    6. Hi, Helen – Hmmmm. That’s interesting! Legacy linen is a line of fine European embroidery linens, selected, imported and distributed by Access Commodities located here in the US. Incidentally, none of their linens are overdyed. I’m guessing this company uses a Legacy linen as a base fabric but does the dying themselves (like Lakeside Linens – also in the US – does, using some of the Legacy line from Access Commodities). Just a guess, though – not even sure if it’s the same base fabric.

  2. Hi Mary!

    It’s a pretty design, I like it. As you said before, it would adapt well to other seasonal palettes as well.

    When it comes to threads or patterns or both, I find that designs can stimulate my interest in threads as they show how they can be used. For instance, I got interested in some of the DMC Coloris threads when I saw the designs Elisabetta Sforza had stitched up with them. So, I bought 4 skeins and drew my own design based on hers, which I think may have been one of DMC’s own, only I can’t seem to source it.

    Having said that, sometimes it works the other way and I get a design, but not the threads etc. I recently bought 2 digital issues of ‘Inspirations’, especially for that Carolyn Pearce design in #95, which I have little intention of using anything other than what’s already in my extensive stash for – no big surprise when the kit is AU$241 and I have over 1500 threads in stock already. Last autumn at the Knitting and Stitching Show, I was very taken by the colours depicted in cross stitch designs featuring winter skies – and then bought a pack of silk fabric pieces in a similar palette (I’ve yet to work out why…..).

    I guess the point is that different parts of a design will spark off different inspiration in different people.

    1. Absolutely, Elizabeth – good point! I think it’s interesting to see what resonates with individuals, whether in needlework or anything else! Though I don’t think we could ever understand thoroughly what drives individual preferences, I think the great difference in individual preferences is what makes any art or craft vast! As for your silk fabrics in winter shades…yes, that’s sounds just like like something I would do. 🙂
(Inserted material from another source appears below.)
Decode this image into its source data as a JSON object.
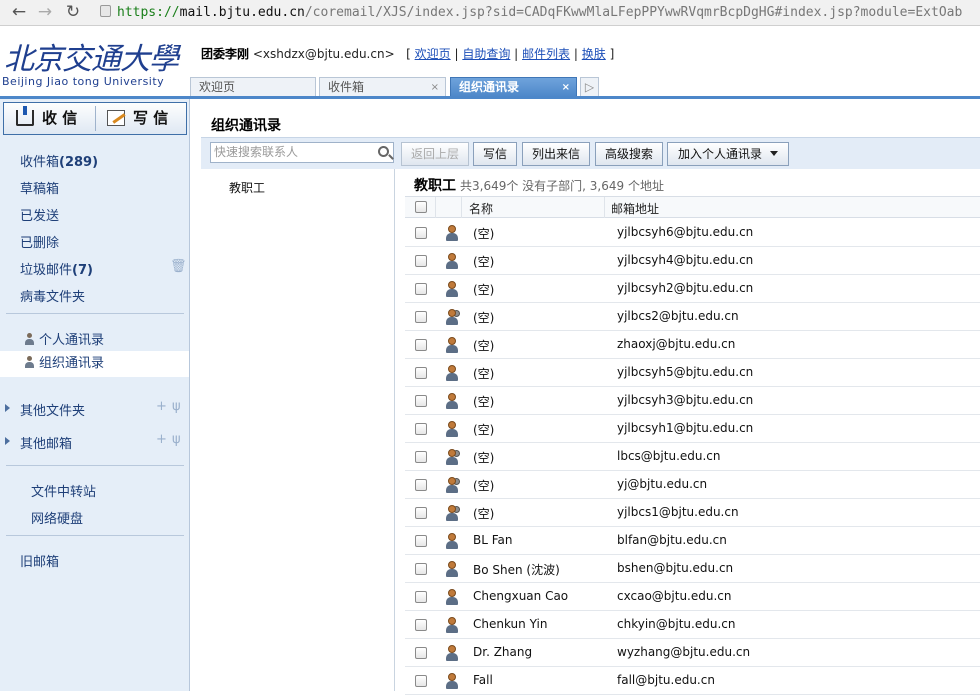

  3. I did place my order with the house of embroidery, their web-site was not very computer friendly, when it
    came to filling in the blanks. Paid with pay pal, have not heard from them as to the status of my order which
    was placed immediately after receiving you email.

    Mary, I purchased your design, received the pdf right away, thank you so much. Looking forward to stitching


    1. Hi, Teri – You should definitely contact them through their website. From what I have heard, all orders have been shipped. You would have received a PayPal receipt in your email, and that would normally be your confirmation from the company that they received your order. The company probably wouldn’t contact you beyond the delivery of the PayPal receipt, since that’s part of the purpose of a system like PayPal – it takes care of sending receipts. If you didn’t receive anything confirming the order, and you’ve checked your PayPal account, I’d contact them again to verify.

  4. My thoughts on the thread selling so quickly: people were eager to add a lovely collection of overdyed threads to their stash, shipping was free, it was a limited amount so buy before its gone, I’m guessing that your pattern will always be available if they want it.
    Perhaps you should work with this person to develope future collections? They can be geared to one of your patterns, so that people can have the option to purchase it. Maybe do a limited number of kits. It seems people often rush to get things